■ Task item ■
In the records below, find the line containing "Enumerate this screenshot's" and the line containing "Parse this screenshot: output". Give again exactly those lines and every line between them, omitting the pictures.

Recorded data:
[Start of section]
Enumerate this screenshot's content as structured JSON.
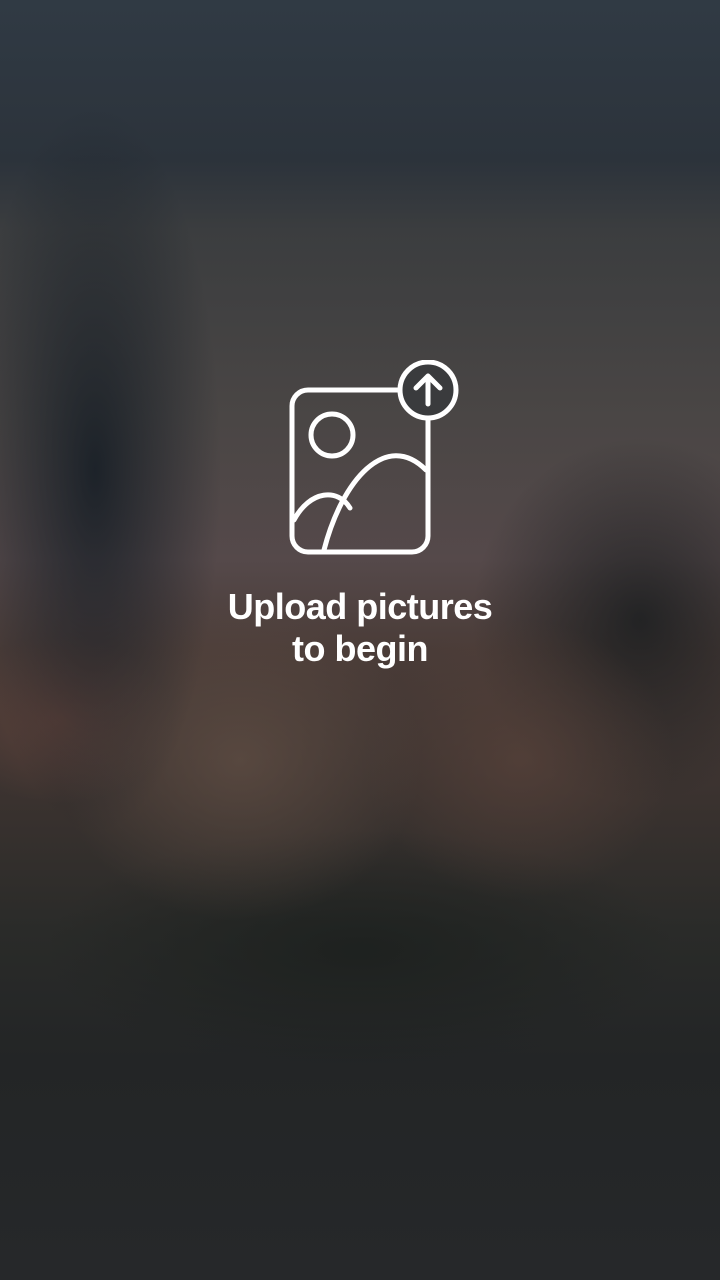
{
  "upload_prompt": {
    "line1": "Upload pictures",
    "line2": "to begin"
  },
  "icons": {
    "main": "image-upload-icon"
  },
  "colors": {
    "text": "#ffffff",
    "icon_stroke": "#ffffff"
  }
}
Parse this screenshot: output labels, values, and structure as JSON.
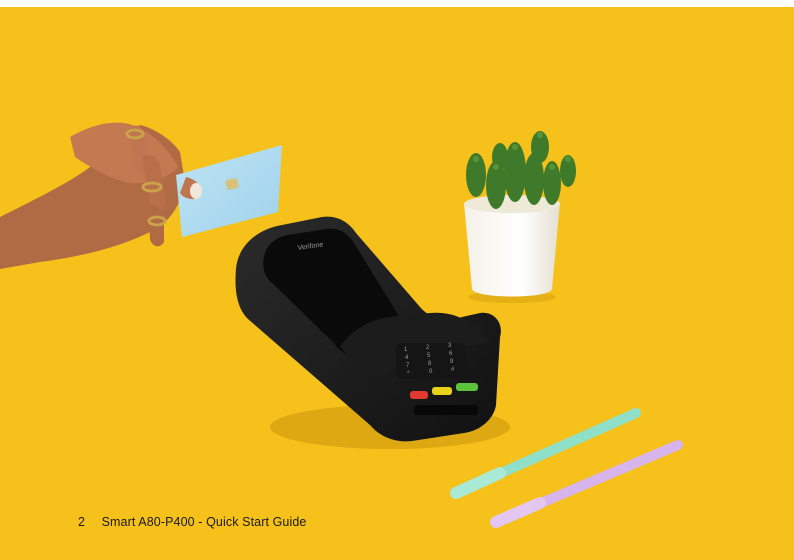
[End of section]
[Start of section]
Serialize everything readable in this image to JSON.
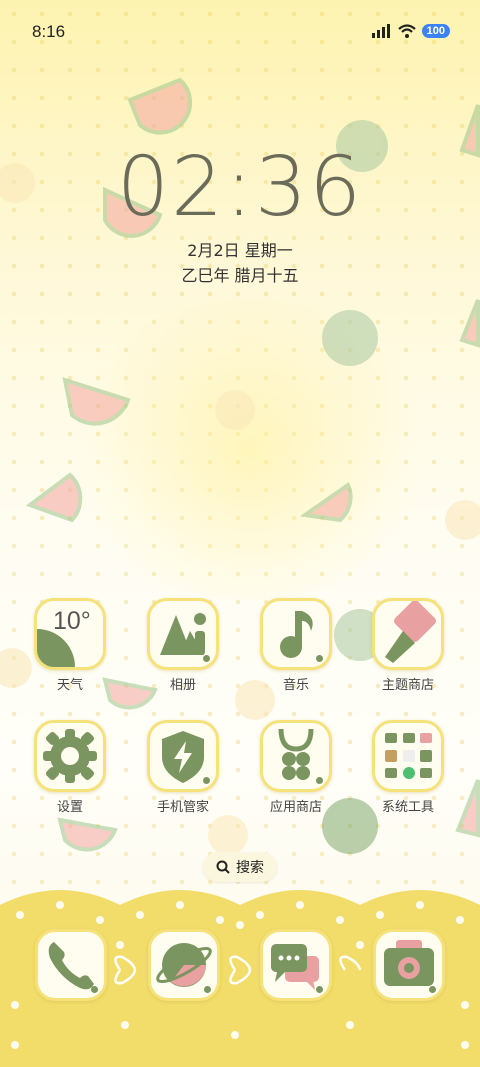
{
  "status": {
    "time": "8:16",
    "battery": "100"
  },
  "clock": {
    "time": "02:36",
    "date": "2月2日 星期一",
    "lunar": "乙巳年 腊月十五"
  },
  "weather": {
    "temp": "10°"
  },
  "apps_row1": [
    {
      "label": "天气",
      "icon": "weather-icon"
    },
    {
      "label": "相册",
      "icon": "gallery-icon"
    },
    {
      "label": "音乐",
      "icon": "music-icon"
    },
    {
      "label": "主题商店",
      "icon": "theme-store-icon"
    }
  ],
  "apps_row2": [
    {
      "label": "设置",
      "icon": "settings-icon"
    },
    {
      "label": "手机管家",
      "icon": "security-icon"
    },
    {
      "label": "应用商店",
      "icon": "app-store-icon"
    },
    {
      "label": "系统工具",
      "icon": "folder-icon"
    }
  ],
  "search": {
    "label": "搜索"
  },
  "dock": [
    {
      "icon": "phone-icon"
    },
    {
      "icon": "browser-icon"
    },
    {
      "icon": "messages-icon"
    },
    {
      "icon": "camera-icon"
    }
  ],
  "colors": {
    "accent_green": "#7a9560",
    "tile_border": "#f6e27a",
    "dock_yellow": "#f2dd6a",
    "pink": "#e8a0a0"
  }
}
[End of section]
■ Output for this exercise ■
Enumerate this screenshot's content as structured JSON.
{
  "upload_prompt": {
    "line1": "Upload pictures",
    "line2": "to begin"
  },
  "icons": {
    "main": "image-upload-icon"
  },
  "colors": {
    "text": "#ffffff",
    "icon_stroke": "#ffffff"
  }
}
Parse this screenshot: output labels, values, and structure as JSON.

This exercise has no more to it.